▶ ACTION ITEM
Every record below must be copied exactly, with images dropped.

▶ Page and application data records
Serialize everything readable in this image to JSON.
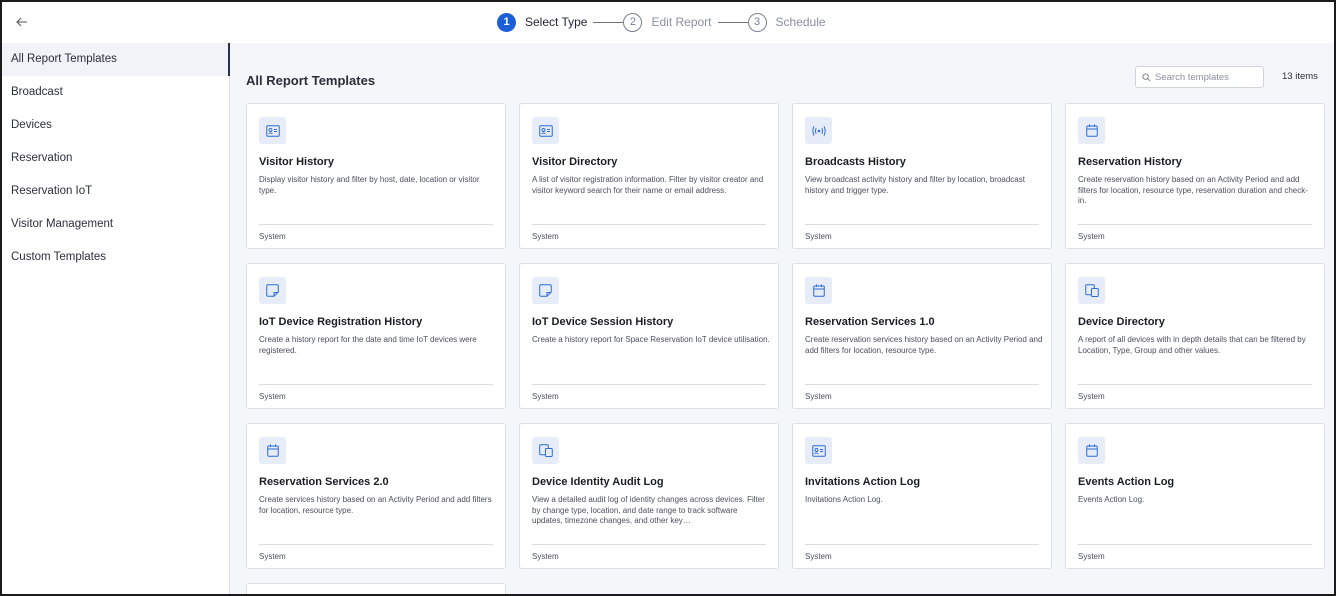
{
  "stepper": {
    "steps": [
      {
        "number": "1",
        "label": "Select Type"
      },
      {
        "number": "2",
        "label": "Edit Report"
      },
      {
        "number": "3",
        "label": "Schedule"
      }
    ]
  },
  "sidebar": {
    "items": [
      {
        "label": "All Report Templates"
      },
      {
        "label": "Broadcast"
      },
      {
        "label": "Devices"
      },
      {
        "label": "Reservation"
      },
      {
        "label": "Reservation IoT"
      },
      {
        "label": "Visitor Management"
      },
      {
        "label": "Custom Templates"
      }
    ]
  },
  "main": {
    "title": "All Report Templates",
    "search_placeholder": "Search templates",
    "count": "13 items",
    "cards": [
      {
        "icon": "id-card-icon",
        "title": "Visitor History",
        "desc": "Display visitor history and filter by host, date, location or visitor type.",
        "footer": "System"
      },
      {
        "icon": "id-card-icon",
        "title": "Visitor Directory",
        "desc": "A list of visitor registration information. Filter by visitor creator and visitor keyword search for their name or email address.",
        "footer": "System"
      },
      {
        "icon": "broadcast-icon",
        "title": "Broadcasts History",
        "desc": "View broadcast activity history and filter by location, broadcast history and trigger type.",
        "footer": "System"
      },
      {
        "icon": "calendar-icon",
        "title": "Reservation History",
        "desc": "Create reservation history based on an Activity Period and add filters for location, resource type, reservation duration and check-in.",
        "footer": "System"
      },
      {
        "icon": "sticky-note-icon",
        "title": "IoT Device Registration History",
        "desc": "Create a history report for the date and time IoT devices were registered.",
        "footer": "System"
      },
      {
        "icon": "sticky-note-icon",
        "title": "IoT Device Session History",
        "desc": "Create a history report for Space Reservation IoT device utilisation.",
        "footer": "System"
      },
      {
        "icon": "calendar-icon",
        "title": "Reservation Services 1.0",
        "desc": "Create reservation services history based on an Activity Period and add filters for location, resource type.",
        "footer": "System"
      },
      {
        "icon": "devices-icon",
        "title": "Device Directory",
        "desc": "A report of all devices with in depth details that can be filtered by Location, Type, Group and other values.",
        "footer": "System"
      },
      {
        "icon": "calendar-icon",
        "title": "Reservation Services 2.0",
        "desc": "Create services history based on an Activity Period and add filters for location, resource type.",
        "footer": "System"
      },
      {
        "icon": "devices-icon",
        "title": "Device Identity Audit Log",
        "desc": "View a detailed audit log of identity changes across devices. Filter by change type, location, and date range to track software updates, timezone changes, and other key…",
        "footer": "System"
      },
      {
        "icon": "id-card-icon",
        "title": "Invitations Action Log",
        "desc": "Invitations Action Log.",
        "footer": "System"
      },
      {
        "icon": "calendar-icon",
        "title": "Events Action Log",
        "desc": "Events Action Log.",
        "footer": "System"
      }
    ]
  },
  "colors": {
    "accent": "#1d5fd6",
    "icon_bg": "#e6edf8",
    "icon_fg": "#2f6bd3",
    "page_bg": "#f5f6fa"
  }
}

▶ SOLUTION TO THE PROBLEM
Serialize everything readable in this image to JSON.
{
  "stepper": {
    "steps": [
      {
        "number": "1",
        "label": "Select Type"
      },
      {
        "number": "2",
        "label": "Edit Report"
      },
      {
        "number": "3",
        "label": "Schedule"
      }
    ]
  },
  "sidebar": {
    "items": [
      {
        "label": "All Report Templates"
      },
      {
        "label": "Broadcast"
      },
      {
        "label": "Devices"
      },
      {
        "label": "Reservation"
      },
      {
        "label": "Reservation IoT"
      },
      {
        "label": "Visitor Management"
      },
      {
        "label": "Custom Templates"
      }
    ]
  },
  "main": {
    "title": "All Report Templates",
    "search_placeholder": "Search templates",
    "count": "13 items",
    "cards": [
      {
        "icon": "id-card-icon",
        "title": "Visitor History",
        "desc": "Display visitor history and filter by host, date, location or visitor type.",
        "footer": "System"
      },
      {
        "icon": "id-card-icon",
        "title": "Visitor Directory",
        "desc": "A list of visitor registration information. Filter by visitor creator and visitor keyword search for their name or email address.",
        "footer": "System"
      },
      {
        "icon": "broadcast-icon",
        "title": "Broadcasts History",
        "desc": "View broadcast activity history and filter by location, broadcast history and trigger type.",
        "footer": "System"
      },
      {
        "icon": "calendar-icon",
        "title": "Reservation History",
        "desc": "Create reservation history based on an Activity Period and add filters for location, resource type, reservation duration and check-in.",
        "footer": "System"
      },
      {
        "icon": "sticky-note-icon",
        "title": "IoT Device Registration History",
        "desc": "Create a history report for the date and time IoT devices were registered.",
        "footer": "System"
      },
      {
        "icon": "sticky-note-icon",
        "title": "IoT Device Session History",
        "desc": "Create a history report for Space Reservation IoT device utilisation.",
        "footer": "System"
      },
      {
        "icon": "calendar-icon",
        "title": "Reservation Services 1.0",
        "desc": "Create reservation services history based on an Activity Period and add filters for location, resource type.",
        "footer": "System"
      },
      {
        "icon": "devices-icon",
        "title": "Device Directory",
        "desc": "A report of all devices with in depth details that can be filtered by Location, Type, Group and other values.",
        "footer": "System"
      },
      {
        "icon": "calendar-icon",
        "title": "Reservation Services 2.0",
        "desc": "Create services history based on an Activity Period and add filters for location, resource type.",
        "footer": "System"
      },
      {
        "icon": "devices-icon",
        "title": "Device Identity Audit Log",
        "desc": "View a detailed audit log of identity changes across devices. Filter by change type, location, and date range to track software updates, timezone changes, and other key…",
        "footer": "System"
      },
      {
        "icon": "id-card-icon",
        "title": "Invitations Action Log",
        "desc": "Invitations Action Log.",
        "footer": "System"
      },
      {
        "icon": "calendar-icon",
        "title": "Events Action Log",
        "desc": "Events Action Log.",
        "footer": "System"
      }
    ]
  },
  "colors": {
    "accent": "#1d5fd6",
    "icon_bg": "#e6edf8",
    "icon_fg": "#2f6bd3",
    "page_bg": "#f5f6fa"
  }
}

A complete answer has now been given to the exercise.